DATA EXCERPTS =>

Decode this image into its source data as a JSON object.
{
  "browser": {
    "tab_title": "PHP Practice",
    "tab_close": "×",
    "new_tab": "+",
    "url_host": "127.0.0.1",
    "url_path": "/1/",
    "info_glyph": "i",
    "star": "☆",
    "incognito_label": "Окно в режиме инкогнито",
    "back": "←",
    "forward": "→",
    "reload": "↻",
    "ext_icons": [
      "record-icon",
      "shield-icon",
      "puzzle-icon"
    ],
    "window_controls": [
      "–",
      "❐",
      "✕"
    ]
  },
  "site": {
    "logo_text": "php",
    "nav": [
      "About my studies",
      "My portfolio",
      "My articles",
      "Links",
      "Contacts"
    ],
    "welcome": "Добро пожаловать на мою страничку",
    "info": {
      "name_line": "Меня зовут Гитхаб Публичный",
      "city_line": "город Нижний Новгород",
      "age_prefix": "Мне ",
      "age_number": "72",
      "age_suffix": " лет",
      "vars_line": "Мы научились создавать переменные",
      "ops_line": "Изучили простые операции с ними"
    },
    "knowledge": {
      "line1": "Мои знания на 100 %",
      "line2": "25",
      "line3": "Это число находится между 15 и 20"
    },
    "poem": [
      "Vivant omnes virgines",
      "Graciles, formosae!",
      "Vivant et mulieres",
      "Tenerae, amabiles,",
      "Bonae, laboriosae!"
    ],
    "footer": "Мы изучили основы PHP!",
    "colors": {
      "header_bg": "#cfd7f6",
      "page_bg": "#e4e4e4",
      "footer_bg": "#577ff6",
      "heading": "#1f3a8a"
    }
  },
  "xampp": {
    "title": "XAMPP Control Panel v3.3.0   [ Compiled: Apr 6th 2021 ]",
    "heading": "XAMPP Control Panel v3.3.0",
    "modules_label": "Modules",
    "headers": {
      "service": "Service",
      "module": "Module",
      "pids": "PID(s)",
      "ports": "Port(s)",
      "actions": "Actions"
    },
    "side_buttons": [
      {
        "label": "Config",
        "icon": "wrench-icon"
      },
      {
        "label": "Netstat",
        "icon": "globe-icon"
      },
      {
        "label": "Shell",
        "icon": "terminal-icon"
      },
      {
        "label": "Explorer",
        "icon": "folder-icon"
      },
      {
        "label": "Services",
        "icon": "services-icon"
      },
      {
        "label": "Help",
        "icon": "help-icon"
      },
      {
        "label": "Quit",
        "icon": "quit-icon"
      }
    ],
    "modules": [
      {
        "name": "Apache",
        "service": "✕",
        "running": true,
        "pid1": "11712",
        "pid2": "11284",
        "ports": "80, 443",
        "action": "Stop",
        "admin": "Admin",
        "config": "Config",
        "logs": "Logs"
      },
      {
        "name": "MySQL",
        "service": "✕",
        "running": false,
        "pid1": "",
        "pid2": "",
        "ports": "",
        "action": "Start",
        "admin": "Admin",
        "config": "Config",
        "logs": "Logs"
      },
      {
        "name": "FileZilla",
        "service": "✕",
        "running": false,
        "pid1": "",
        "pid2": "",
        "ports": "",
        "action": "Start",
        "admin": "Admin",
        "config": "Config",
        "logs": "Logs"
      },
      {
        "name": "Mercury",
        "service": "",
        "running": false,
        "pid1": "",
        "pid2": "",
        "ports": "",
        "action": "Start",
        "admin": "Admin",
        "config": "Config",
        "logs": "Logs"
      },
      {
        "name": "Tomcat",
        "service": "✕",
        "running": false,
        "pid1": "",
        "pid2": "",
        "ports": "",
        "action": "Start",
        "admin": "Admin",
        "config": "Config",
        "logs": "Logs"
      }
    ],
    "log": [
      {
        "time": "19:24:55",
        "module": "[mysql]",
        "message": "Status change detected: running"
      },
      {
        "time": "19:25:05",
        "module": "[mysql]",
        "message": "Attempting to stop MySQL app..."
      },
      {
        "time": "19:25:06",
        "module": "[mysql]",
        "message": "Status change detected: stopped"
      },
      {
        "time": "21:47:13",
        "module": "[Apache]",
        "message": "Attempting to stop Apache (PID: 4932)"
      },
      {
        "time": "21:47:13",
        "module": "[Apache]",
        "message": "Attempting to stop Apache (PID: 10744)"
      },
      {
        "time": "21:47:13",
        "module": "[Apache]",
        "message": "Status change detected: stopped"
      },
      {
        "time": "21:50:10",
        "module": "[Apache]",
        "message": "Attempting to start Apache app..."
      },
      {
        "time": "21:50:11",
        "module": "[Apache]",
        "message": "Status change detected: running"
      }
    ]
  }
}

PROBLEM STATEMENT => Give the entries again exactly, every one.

WRITTEN RESPONSE =>
Decode this image into its source data as a JSON object.
{
  "browser": {
    "tab_title": "PHP Practice",
    "tab_close": "×",
    "new_tab": "+",
    "url_host": "127.0.0.1",
    "url_path": "/1/",
    "info_glyph": "i",
    "star": "☆",
    "incognito_label": "Окно в режиме инкогнито",
    "back": "←",
    "forward": "→",
    "reload": "↻",
    "ext_icons": [
      "record-icon",
      "shield-icon",
      "puzzle-icon"
    ],
    "window_controls": [
      "–",
      "❐",
      "✕"
    ]
  },
  "site": {
    "logo_text": "php",
    "nav": [
      "About my studies",
      "My portfolio",
      "My articles",
      "Links",
      "Contacts"
    ],
    "welcome": "Добро пожаловать на мою страничку",
    "info": {
      "name_line": "Меня зовут Гитхаб Публичный",
      "city_line": "город Нижний Новгород",
      "age_prefix": "Мне ",
      "age_number": "72",
      "age_suffix": " лет",
      "vars_line": "Мы научились создавать переменные",
      "ops_line": "Изучили простые операции с ними"
    },
    "knowledge": {
      "line1": "Мои знания на 100 %",
      "line2": "25",
      "line3": "Это число находится между 15 и 20"
    },
    "poem": [
      "Vivant omnes virgines",
      "Graciles, formosae!",
      "Vivant et mulieres",
      "Tenerae, amabiles,",
      "Bonae, laboriosae!"
    ],
    "footer": "Мы изучили основы PHP!",
    "colors": {
      "header_bg": "#cfd7f6",
      "page_bg": "#e4e4e4",
      "footer_bg": "#577ff6",
      "heading": "#1f3a8a"
    }
  },
  "xampp": {
    "title": "XAMPP Control Panel v3.3.0   [ Compiled: Apr 6th 2021 ]",
    "heading": "XAMPP Control Panel v3.3.0",
    "modules_label": "Modules",
    "headers": {
      "service": "Service",
      "module": "Module",
      "pids": "PID(s)",
      "ports": "Port(s)",
      "actions": "Actions"
    },
    "side_buttons": [
      {
        "label": "Config",
        "icon": "wrench-icon"
      },
      {
        "label": "Netstat",
        "icon": "globe-icon"
      },
      {
        "label": "Shell",
        "icon": "terminal-icon"
      },
      {
        "label": "Explorer",
        "icon": "folder-icon"
      },
      {
        "label": "Services",
        "icon": "services-icon"
      },
      {
        "label": "Help",
        "icon": "help-icon"
      },
      {
        "label": "Quit",
        "icon": "quit-icon"
      }
    ],
    "modules": [
      {
        "name": "Apache",
        "service": "✕",
        "running": true,
        "pid1": "11712",
        "pid2": "11284",
        "ports": "80, 443",
        "action": "Stop",
        "admin": "Admin",
        "config": "Config",
        "logs": "Logs"
      },
      {
        "name": "MySQL",
        "service": "✕",
        "running": false,
        "pid1": "",
        "pid2": "",
        "ports": "",
        "action": "Start",
        "admin": "Admin",
        "config": "Config",
        "logs": "Logs"
      },
      {
        "name": "FileZilla",
        "service": "✕",
        "running": false,
        "pid1": "",
        "pid2": "",
        "ports": "",
        "action": "Start",
        "admin": "Admin",
        "config": "Config",
        "logs": "Logs"
      },
      {
        "name": "Mercury",
        "service": "",
        "running": false,
        "pid1": "",
        "pid2": "",
        "ports": "",
        "action": "Start",
        "admin": "Admin",
        "config": "Config",
        "logs": "Logs"
      },
      {
        "name": "Tomcat",
        "service": "✕",
        "running": false,
        "pid1": "",
        "pid2": "",
        "ports": "",
        "action": "Start",
        "admin": "Admin",
        "config": "Config",
        "logs": "Logs"
      }
    ],
    "log": [
      {
        "time": "19:24:55",
        "module": "[mysql]",
        "message": "Status change detected: running"
      },
      {
        "time": "19:25:05",
        "module": "[mysql]",
        "message": "Attempting to stop MySQL app..."
      },
      {
        "time": "19:25:06",
        "module": "[mysql]",
        "message": "Status change detected: stopped"
      },
      {
        "time": "21:47:13",
        "module": "[Apache]",
        "message": "Attempting to stop Apache (PID: 4932)"
      },
      {
        "time": "21:47:13",
        "module": "[Apache]",
        "message": "Attempting to stop Apache (PID: 10744)"
      },
      {
        "time": "21:47:13",
        "module": "[Apache]",
        "message": "Status change detected: stopped"
      },
      {
        "time": "21:50:10",
        "module": "[Apache]",
        "message": "Attempting to start Apache app..."
      },
      {
        "time": "21:50:11",
        "module": "[Apache]",
        "message": "Status change detected: running"
      }
    ]
  }
}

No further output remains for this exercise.